The Netherlands pays tens of millions of euros to farmers every year to compensate for damage to crops caused by Greylag, Barnacle and White-fronted Geese which number between 1/2 million, in the warmer months, to 2.5 million in winter.   Intensive farming and the temperate climate are the apparent causes.   Motorists are being warned to beware of hundreds of geese breeding on the highway edges and intersections.   Reducing the goose population back to 2005 levels would involve the gassing and slaughter of 500,000 birds.   In the interim, drivers are advised to be extremely wary of the geese.
Please comment if you wish.
BarrytheBirder

Apr 23, 2018

World is in the 6th mass extinction of its history...


Prothonotary Warbler photo 
by Helena Reynolds                                                   Roseate Tern photo by Brian Burke                                                                                                                 














THEIR FATE IS OUR FATE
                      -- Peter Doherty, Nobel Prize-winning immunologist and author


In my April 13th blog, I mentioned that Prothonotary Warblers and Roseate Terns were endangered in Ontario.   I was quoting from 'Birds of Eastern Ontario' published by Dorling Kindersley Limited and written by David M. Bird, Ph.D, Director of the Avian Science and Conservation Centre at McGill University in Montreal, in April of 2013.   Dr. Bird includes over 350 birds species in his guide, and 126 of those are designated as Rare/Declining/Vulnerable/Localized or Endangered, leaving 225 species listed as secure.  Numbers like these are being found in areas all over the temperate and tropical world.   It's not too late to reverse this decline and protect the birds in the air, the animals on the ground and the creatures in the sea.   If we protect their future, we will live to enjoy our own.
Please comment if you wish.
BarrytheBirder     

Apr 22, 2018

World Press Photo Contest 2018 Winners

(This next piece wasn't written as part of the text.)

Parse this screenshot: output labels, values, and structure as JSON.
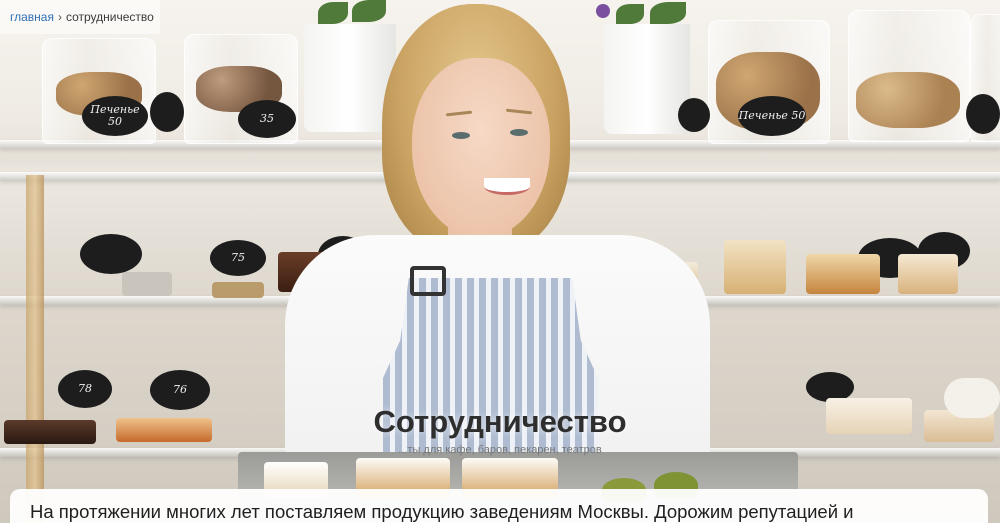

 Photo: Corey Arnold
Nature - Singles: First Prize
A Bald Eagle scavenges for scraps of meat in garbage bins of a supermarket in Dutch Harbour, Alaska, USA.  This photo, by Corey Arnold, won first prize in the Nature - Singles Category of the 2018 World Press Photo Contest.

Photo: Thomas P. Peschak
Nature - Singles: Second Prize
Rockhopper Penguins do what they do best as they navigate the coast of Marion Island, a South African, sub-Antarctic territory in the Indian Ocean.  This photo, by Thomas P. Peschak, won second prize in the Nature - Singles category. 
Please comment if you wish.
BarrytheBirder

Apr 21, 2018

Much anticipation...

Photo by BarrytheBirder
WRuby-throated hummingbirdW
(Archilochus colubris)
I'ts coming around to that time of year when Ruby-throated Hummingbirds will be arriving from their spring migration in my neck-of-the-woods: southern Ontario.  For many of the past several years, they have been arriving on May 10th, but have also arrived a few times, as much as a week prior to that date.   It's been a cold rainy/snowy spring so far, hereabouts, and I wouldn't be surprised if they arrive a little later this year.   Some years, Indigo Buntings and Baltimore Orioles (see below) arrive at the same time, or just after, the 'hummers'.  We shall see what we shall see, however, and with pleasant expectations.   A comparative reference shows that early spring migrants in Britain appear to be 20 days late this year.

Photos by BarrytheBirder

Please comment if you wish.
BarrytheBirder